(RxWiki News) People who are allergic to eggs may not have to worry so much about getting the flu shot, according to new guidelines.
That's because past research has suggested that the flu vaccine does not contain enough egg protein to trigger an allergic reaction.
Traditionally, health care providers would ask patients whether they were allergic to eggs before administering a flu shot. Many flu vaccines are grown in eggs, and they contain small amounts of egg protein. Some egg allergies can cause life-threatening reactions.
However, the authors of the recent guidelines update reviewed past studies and found that many patients with severe egg allergies can safely receive the flu vaccine. These researchers said the vaccine doesn't appear to contain enough egg protein to affect someone with an egg allergy.
"When someone gets a flu shot, health care providers often ask if they are allergic to eggs," said allergist and lead guideline author Dr. Matthew Greenhawt in a press release. "We want health care providers and people with egg allergy to know there is no need to ask this question anymore, and no need to take any special precautions. The overwhelming evidence since 2011 has shown that a flu shot poses no greater risk to those with egg allergy than those without."
The guideline authors noted that severe allergic reactions are an extremely rare but serious effect seen in some vaccine recipients. They said this risk can affect anyone — not just people with egg allergies. They noted that the flu leads to far more hospitalizations each year than severe vaccine reactions.

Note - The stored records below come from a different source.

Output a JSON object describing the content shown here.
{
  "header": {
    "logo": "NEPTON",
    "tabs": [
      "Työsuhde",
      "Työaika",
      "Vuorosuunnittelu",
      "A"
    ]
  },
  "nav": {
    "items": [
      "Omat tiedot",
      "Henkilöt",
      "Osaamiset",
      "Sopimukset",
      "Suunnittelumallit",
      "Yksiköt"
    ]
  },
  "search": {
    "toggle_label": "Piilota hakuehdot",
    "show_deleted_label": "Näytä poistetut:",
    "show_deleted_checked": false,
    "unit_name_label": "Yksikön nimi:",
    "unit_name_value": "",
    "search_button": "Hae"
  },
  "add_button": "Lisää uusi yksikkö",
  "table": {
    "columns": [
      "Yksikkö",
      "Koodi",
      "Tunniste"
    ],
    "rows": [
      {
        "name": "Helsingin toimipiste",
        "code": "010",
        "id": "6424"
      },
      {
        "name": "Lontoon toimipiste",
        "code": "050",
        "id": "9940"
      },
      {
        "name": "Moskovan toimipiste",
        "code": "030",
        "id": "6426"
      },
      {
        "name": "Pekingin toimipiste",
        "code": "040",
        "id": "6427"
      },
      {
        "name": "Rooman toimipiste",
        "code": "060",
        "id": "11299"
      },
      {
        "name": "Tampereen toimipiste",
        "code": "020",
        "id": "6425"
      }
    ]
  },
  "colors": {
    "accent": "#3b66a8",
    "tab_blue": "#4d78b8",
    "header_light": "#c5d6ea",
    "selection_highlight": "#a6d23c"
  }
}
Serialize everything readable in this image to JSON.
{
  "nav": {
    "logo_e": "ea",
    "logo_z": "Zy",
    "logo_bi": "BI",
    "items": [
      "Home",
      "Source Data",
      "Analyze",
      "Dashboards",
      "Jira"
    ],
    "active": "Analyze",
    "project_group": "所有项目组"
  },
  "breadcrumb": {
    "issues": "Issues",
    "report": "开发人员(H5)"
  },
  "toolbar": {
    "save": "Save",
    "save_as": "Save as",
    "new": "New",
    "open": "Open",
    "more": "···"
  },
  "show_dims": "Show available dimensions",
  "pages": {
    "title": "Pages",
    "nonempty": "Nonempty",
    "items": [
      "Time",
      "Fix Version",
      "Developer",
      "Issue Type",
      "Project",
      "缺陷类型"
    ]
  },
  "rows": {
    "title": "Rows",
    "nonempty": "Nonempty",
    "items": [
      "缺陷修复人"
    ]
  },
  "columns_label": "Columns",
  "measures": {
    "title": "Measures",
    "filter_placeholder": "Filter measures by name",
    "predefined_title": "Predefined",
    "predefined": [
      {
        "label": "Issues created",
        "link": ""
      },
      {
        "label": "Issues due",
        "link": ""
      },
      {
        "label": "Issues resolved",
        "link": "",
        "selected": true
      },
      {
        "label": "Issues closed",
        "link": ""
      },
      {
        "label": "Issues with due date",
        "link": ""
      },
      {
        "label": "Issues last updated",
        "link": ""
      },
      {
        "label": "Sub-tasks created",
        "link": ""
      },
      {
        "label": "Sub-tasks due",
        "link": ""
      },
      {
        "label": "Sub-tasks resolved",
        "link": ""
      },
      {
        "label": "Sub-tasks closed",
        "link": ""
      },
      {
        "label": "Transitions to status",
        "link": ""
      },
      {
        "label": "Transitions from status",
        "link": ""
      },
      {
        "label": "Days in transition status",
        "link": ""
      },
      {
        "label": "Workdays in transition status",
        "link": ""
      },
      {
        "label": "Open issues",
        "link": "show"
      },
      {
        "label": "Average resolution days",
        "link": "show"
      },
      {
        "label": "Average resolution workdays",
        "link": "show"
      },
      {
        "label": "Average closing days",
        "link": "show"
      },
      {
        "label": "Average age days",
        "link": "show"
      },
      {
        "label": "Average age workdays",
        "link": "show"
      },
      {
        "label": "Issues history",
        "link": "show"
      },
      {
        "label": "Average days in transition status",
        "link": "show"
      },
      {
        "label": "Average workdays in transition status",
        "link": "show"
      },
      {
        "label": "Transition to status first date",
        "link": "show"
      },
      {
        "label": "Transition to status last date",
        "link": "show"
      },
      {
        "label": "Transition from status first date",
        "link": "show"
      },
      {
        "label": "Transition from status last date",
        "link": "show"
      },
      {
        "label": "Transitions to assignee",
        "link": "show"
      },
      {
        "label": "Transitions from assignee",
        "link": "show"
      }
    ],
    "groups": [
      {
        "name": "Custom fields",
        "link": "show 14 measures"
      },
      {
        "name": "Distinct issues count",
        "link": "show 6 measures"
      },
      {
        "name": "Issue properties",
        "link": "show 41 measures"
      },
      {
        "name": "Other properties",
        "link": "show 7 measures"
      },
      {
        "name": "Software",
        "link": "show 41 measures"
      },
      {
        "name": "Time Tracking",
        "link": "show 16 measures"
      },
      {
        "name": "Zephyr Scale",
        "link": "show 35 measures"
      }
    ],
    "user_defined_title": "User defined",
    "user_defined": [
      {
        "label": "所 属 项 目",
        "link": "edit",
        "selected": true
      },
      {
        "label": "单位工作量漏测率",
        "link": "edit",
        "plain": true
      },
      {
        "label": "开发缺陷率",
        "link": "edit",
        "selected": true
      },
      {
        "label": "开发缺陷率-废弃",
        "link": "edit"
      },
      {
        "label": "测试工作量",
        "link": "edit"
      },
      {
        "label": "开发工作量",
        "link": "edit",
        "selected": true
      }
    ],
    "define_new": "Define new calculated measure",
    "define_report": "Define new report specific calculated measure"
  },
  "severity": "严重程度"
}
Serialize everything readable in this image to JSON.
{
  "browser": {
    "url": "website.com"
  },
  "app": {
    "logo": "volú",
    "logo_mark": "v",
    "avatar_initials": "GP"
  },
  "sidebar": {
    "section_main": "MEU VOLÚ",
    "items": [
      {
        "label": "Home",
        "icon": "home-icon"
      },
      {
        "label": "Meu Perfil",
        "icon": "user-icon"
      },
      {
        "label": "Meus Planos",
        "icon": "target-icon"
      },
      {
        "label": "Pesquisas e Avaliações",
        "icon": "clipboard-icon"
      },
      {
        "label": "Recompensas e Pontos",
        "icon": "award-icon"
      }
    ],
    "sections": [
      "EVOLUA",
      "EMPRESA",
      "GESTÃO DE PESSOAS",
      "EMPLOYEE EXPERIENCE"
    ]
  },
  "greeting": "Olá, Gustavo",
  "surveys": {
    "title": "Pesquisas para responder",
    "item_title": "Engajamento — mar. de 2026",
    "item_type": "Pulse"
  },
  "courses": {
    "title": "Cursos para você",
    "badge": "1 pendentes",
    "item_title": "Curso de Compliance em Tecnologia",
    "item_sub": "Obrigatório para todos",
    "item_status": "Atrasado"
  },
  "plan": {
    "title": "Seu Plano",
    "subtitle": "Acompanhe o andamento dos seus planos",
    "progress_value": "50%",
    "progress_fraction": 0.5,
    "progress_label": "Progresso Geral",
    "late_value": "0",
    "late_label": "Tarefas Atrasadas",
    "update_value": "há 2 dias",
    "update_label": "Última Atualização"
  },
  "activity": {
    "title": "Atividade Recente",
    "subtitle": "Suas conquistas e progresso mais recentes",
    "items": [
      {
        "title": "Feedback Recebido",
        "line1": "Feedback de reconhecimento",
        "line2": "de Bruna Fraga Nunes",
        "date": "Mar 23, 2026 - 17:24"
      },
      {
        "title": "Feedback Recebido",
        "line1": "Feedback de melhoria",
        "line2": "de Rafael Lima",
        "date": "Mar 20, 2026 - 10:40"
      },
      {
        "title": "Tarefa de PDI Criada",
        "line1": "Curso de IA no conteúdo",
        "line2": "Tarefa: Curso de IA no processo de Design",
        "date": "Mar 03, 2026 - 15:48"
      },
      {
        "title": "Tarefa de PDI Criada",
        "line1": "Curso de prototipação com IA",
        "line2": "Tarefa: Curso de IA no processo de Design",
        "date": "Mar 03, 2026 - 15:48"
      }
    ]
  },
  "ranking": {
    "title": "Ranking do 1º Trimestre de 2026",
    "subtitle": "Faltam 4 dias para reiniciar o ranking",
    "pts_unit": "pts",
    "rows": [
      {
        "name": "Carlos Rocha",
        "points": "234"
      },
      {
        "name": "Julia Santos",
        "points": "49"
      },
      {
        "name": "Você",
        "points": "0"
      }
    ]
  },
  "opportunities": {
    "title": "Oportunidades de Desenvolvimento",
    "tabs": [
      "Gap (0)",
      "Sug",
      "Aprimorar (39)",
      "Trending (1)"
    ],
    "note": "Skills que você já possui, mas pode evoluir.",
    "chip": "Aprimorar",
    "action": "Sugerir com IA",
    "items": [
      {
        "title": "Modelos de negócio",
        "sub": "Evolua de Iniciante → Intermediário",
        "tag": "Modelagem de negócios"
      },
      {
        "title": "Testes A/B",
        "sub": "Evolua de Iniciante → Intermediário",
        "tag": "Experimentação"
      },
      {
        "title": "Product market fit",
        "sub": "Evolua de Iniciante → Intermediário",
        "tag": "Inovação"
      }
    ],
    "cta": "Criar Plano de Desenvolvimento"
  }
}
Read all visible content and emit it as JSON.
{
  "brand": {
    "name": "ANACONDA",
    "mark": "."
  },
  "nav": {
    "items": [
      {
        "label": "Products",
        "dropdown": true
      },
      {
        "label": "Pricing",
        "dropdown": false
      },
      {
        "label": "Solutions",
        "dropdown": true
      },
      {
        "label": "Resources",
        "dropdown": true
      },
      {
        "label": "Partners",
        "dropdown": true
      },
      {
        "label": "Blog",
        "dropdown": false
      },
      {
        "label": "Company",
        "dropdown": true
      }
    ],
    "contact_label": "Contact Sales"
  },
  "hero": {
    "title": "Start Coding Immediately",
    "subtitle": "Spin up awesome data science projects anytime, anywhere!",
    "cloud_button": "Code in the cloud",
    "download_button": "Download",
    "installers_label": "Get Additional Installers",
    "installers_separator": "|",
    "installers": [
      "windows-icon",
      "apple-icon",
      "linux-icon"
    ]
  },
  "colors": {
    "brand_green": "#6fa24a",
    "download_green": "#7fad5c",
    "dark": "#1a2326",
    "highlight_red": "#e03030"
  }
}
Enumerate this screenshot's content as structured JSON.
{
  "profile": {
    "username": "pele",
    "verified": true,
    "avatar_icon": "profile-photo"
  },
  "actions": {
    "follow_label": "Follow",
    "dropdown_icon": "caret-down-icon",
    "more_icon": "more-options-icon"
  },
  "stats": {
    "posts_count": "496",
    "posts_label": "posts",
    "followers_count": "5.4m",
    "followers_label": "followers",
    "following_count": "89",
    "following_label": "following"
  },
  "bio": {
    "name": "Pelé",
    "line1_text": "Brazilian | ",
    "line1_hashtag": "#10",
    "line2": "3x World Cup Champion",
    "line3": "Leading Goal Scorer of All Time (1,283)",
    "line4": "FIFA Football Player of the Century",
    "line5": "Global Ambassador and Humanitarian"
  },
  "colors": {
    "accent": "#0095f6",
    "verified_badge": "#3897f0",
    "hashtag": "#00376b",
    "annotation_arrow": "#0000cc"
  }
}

Despite the updated guidelines, you should always tell your health care provider about any allergies you have.
These new guidelines were published in the Annals of Allergy, Asthma & Immunology.
Various guideline authors disclosed ties to health organizations and commercial companies. Information on research funding sources was not available at the time of publication.